--- Data extract ---
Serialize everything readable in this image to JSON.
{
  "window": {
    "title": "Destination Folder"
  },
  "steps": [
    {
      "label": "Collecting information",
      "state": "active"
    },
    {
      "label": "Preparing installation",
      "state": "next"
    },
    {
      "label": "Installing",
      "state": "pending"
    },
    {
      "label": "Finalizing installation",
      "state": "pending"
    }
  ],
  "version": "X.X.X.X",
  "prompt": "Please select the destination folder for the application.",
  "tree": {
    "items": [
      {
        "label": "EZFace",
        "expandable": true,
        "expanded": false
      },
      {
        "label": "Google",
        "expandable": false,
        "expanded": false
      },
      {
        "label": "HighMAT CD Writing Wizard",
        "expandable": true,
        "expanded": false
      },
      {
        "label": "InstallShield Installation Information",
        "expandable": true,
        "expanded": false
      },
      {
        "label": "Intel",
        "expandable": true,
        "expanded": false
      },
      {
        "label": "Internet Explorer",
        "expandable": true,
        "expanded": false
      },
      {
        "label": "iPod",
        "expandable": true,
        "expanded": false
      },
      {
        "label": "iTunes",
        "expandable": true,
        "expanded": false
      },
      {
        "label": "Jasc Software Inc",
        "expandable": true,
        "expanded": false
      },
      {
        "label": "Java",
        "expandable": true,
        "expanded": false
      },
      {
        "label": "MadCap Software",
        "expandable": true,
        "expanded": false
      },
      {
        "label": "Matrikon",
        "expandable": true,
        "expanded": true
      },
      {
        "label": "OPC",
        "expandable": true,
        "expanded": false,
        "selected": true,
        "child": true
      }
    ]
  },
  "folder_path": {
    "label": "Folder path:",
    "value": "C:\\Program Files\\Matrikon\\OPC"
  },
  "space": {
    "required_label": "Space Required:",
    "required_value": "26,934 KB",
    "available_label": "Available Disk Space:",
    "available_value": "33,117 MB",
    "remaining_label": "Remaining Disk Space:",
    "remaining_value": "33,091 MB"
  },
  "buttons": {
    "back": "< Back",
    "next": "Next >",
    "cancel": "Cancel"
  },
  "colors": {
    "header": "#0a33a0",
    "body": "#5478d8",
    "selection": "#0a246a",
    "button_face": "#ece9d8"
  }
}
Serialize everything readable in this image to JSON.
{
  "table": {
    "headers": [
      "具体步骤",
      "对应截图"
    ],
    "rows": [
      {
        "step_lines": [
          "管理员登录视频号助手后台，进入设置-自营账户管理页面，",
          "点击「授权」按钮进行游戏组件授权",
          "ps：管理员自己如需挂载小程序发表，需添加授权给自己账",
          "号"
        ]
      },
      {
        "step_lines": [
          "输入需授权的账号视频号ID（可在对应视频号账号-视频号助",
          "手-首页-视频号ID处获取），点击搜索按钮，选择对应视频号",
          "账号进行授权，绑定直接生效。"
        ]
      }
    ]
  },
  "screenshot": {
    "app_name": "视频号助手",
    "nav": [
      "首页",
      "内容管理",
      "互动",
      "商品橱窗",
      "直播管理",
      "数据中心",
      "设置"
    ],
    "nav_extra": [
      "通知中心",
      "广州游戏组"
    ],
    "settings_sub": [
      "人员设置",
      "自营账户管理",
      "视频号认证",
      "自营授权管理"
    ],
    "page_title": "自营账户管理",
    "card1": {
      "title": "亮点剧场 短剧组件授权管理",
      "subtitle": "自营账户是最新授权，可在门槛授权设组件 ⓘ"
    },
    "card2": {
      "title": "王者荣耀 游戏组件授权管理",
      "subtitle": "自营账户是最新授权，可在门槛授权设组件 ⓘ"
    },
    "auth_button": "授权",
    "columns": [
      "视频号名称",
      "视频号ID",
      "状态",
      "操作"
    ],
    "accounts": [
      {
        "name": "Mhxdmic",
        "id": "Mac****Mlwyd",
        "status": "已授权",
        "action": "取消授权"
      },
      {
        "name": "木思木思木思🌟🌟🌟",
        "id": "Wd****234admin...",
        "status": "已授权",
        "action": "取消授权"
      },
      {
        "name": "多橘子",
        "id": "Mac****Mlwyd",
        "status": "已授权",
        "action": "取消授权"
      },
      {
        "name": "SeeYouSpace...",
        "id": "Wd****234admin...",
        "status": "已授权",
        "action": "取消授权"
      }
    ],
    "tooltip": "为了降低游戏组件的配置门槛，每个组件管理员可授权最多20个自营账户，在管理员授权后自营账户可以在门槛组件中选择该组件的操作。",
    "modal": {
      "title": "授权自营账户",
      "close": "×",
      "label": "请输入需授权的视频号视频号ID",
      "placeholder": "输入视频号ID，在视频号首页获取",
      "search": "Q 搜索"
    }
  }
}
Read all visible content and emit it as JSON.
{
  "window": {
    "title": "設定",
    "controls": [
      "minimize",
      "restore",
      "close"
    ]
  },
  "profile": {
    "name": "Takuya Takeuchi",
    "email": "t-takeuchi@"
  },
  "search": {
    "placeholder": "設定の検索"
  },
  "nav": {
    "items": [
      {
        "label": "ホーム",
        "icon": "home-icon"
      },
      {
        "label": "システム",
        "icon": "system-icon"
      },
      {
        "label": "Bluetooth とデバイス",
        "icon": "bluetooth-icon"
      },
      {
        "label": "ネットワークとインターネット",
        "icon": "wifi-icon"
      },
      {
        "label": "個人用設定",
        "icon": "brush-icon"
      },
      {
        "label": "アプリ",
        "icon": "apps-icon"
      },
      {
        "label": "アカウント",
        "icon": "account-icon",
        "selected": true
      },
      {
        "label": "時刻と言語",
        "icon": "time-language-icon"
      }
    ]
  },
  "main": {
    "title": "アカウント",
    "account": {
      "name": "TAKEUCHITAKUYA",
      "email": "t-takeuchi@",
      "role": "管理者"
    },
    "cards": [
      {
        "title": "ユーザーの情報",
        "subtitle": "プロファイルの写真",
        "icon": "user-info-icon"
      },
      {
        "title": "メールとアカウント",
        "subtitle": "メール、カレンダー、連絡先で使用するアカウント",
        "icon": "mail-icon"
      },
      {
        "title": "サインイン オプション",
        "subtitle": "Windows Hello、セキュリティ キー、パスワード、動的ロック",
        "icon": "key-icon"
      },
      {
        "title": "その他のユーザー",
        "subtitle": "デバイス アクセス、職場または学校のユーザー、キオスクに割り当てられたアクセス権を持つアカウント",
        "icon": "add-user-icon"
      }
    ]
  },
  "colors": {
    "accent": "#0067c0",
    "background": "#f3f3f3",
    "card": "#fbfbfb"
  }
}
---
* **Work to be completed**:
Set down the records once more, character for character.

* **Written solution**:
Serialize everything readable in this image to JSON.
{
  "window": {
    "title": "Destination Folder"
  },
  "steps": [
    {
      "label": "Collecting information",
      "state": "active"
    },
    {
      "label": "Preparing installation",
      "state": "next"
    },
    {
      "label": "Installing",
      "state": "pending"
    },
    {
      "label": "Finalizing installation",
      "state": "pending"
    }
  ],
  "version": "X.X.X.X",
  "prompt": "Please select the destination folder for the application.",
  "tree": {
    "items": [
      {
        "label": "EZFace",
        "expandable": true,
        "expanded": false
      },
      {
        "label": "Google",
        "expandable": false,
        "expanded": false
      },
      {
        "label": "HighMAT CD Writing Wizard",
        "expandable": true,
        "expanded": false
      },
      {
        "label": "InstallShield Installation Information",
        "expandable": true,
        "expanded": false
      },
      {
        "label": "Intel",
        "expandable": true,
        "expanded": false
      },
      {
        "label": "Internet Explorer",
        "expandable": true,
        "expanded": false
      },
      {
        "label": "iPod",
        "expandable": true,
        "expanded": false
      },
      {
        "label": "iTunes",
        "expandable": true,
        "expanded": false
      },
      {
        "label": "Jasc Software Inc",
        "expandable": true,
        "expanded": false
      },
      {
        "label": "Java",
        "expandable": true,
        "expanded": false
      },
      {
        "label": "MadCap Software",
        "expandable": true,
        "expanded": false
      },
      {
        "label": "Matrikon",
        "expandable": true,
        "expanded": true
      },
      {
        "label": "OPC",
        "expandable": true,
        "expanded": false,
        "selected": true,
        "child": true
      }
    ]
  },
  "folder_path": {
    "label": "Folder path:",
    "value": "C:\\Program Files\\Matrikon\\OPC"
  },
  "space": {
    "required_label": "Space Required:",
    "required_value": "26,934 KB",
    "available_label": "Available Disk Space:",
    "available_value": "33,117 MB",
    "remaining_label": "Remaining Disk Space:",
    "remaining_value": "33,091 MB"
  },
  "buttons": {
    "back": "< Back",
    "next": "Next >",
    "cancel": "Cancel"
  },
  "colors": {
    "header": "#0a33a0",
    "body": "#5478d8",
    "selection": "#0a246a",
    "button_face": "#ece9d8"
  }
}
Serialize everything readable in this image to JSON.
{
  "table": {
    "headers": [
      "具体步骤",
      "对应截图"
    ],
    "rows": [
      {
        "step_lines": [
          "管理员登录视频号助手后台，进入设置-自营账户管理页面，",
          "点击「授权」按钮进行游戏组件授权",
          "ps：管理员自己如需挂载小程序发表，需添加授权给自己账",
          "号"
        ]
      },
      {
        "step_lines": [
          "输入需授权的账号视频号ID（可在对应视频号账号-视频号助",
          "手-首页-视频号ID处获取），点击搜索按钮，选择对应视频号",
          "账号进行授权，绑定直接生效。"
        ]
      }
    ]
  },
  "screenshot": {
    "app_name": "视频号助手",
    "nav": [
      "首页",
      "内容管理",
      "互动",
      "商品橱窗",
      "直播管理",
      "数据中心",
      "设置"
    ],
    "nav_extra": [
      "通知中心",
      "广州游戏组"
    ],
    "settings_sub": [
      "人员设置",
      "自营账户管理",
      "视频号认证",
      "自营授权管理"
    ],
    "page_title": "自营账户管理",
    "card1": {
      "title": "亮点剧场 短剧组件授权管理",
      "subtitle": "自营账户是最新授权，可在门槛授权设组件 ⓘ"
    },
    "card2": {
      "title": "王者荣耀 游戏组件授权管理",
      "subtitle": "自营账户是最新授权，可在门槛授权设组件 ⓘ"
    },
    "auth_button": "授权",
    "columns": [
      "视频号名称",
      "视频号ID",
      "状态",
      "操作"
    ],
    "accounts": [
      {
        "name": "Mhxdmic",
        "id": "Mac****Mlwyd",
        "status": "已授权",
        "action": "取消授权"
      },
      {
        "name": "木思木思木思🌟🌟🌟",
        "id": "Wd****234admin...",
        "status": "已授权",
        "action": "取消授权"
      },
      {
        "name": "多橘子",
        "id": "Mac****Mlwyd",
        "status": "已授权",
        "action": "取消授权"
      },
      {
        "name": "SeeYouSpace...",
        "id": "Wd****234admin...",
        "status": "已授权",
        "action": "取消授权"
      }
    ],
    "tooltip": "为了降低游戏组件的配置门槛，每个组件管理员可授权最多20个自营账户，在管理员授权后自营账户可以在门槛组件中选择该组件的操作。",
    "modal": {
      "title": "授权自营账户",
      "close": "×",
      "label": "请输入需授权的视频号视频号ID",
      "placeholder": "输入视频号ID，在视频号首页获取",
      "search": "Q 搜索"
    }
  }
}
Read all visible content and emit it as JSON.
{
  "window": {
    "title": "設定",
    "controls": [
      "minimize",
      "restore",
      "close"
    ]
  },
  "profile": {
    "name": "Takuya Takeuchi",
    "email": "t-takeuchi@"
  },
  "search": {
    "placeholder": "設定の検索"
  },
  "nav": {
    "items": [
      {
        "label": "ホーム",
        "icon": "home-icon"
      },
      {
        "label": "システム",
        "icon": "system-icon"
      },
      {
        "label": "Bluetooth とデバイス",
        "icon": "bluetooth-icon"
      },
      {
        "label": "ネットワークとインターネット",
        "icon": "wifi-icon"
      },
      {
        "label": "個人用設定",
        "icon": "brush-icon"
      },
      {
        "label": "アプリ",
        "icon": "apps-icon"
      },
      {
        "label": "アカウント",
        "icon": "account-icon",
        "selected": true
      },
      {
        "label": "時刻と言語",
        "icon": "time-language-icon"
      }
    ]
  },
  "main": {
    "title": "アカウント",
    "account": {
      "name": "TAKEUCHITAKUYA",
      "email": "t-takeuchi@",
      "role": "管理者"
    },
    "cards": [
      {
        "title": "ユーザーの情報",
        "subtitle": "プロファイルの写真",
        "icon": "user-info-icon"
      },
      {
        "title": "メールとアカウント",
        "subtitle": "メール、カレンダー、連絡先で使用するアカウント",
        "icon": "mail-icon"
      },
      {
        "title": "サインイン オプション",
        "subtitle": "Windows Hello、セキュリティ キー、パスワード、動的ロック",
        "icon": "key-icon"
      },
      {
        "title": "その他のユーザー",
        "subtitle": "デバイス アクセス、職場または学校のユーザー、キオスクに割り当てられたアクセス権を持つアカウント",
        "icon": "add-user-icon"
      }
    ]
  },
  "colors": {
    "accent": "#0067c0",
    "background": "#f3f3f3",
    "card": "#fbfbfb"
  }
}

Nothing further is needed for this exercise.